This is the second most common nerve entrapment syndrome. It generally occurs due to compression of the ulnar nerve at the elbow. Less commonly it occurs at the level of the wrist. Often this compression is preceded with one or more episodes of minor elbow injuries. Sometimes these patients routinely rest the elbows on hard surfaces. Elbow pain, sensory loss of the little and ring fingers, and grip weakness are common complaints.

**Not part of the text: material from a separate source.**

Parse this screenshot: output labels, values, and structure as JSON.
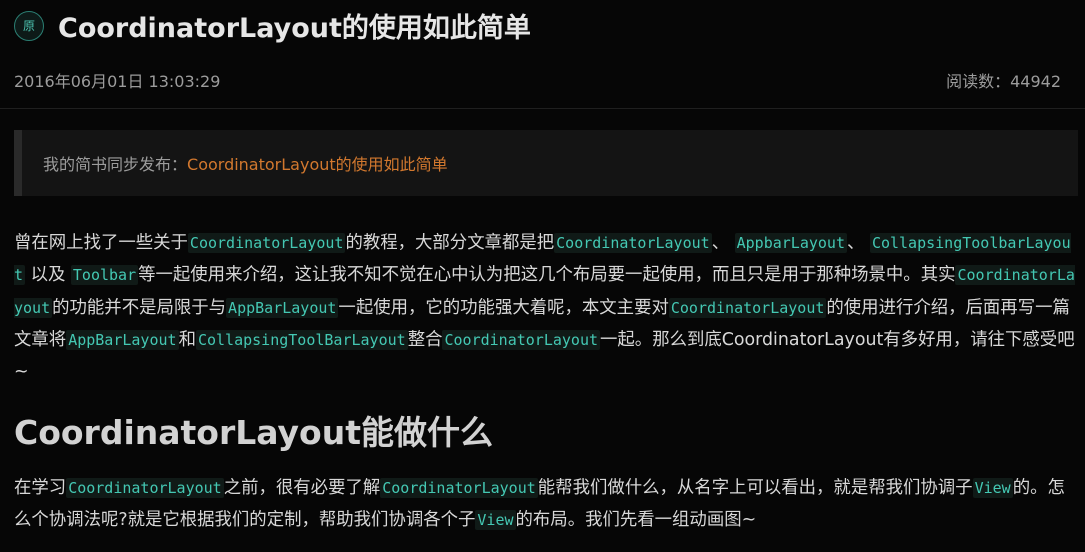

As for carpal tunnel syndrome, treatment generally begins with avoiding aggravating or causative activities, such as repetitive elbow trauma, compression of the elbow against hard surfaces, etc. Elbow padding is typically the next step. Patients who still do not improve are offered decompressive surgery.
Figure 1. Intraoperative photograph demonstrating the small incision used to perform an ulnar nerve decompression. The bony landmarks medial epicondyle (M) and olecranon (O) are also indicated.
Figure 2. Highly magnified intraoperative photograph demonstrating the ulnar nerve (U) following division of the overlying compressive tissues. Additional decompression is performed several centimeters proximal and distal to the limits of the incision as well.
Figure 3. Intraoperative photograph taken during a submuscular ulnar nerve transposition. The ulnar nerve (U) and the pronator teres muscle (P) prior to division are marked. The Z-plasty muscle incision is outlined in blue marker.
Figure 4. Intraoperative photograph of the patient in Figure 3, after division of the pronator teres muscle (P) and transposition of the ulnar nerve (U), beneath the cut ends of the muscle. Tan sutures have been placed prior to repairing the muscle.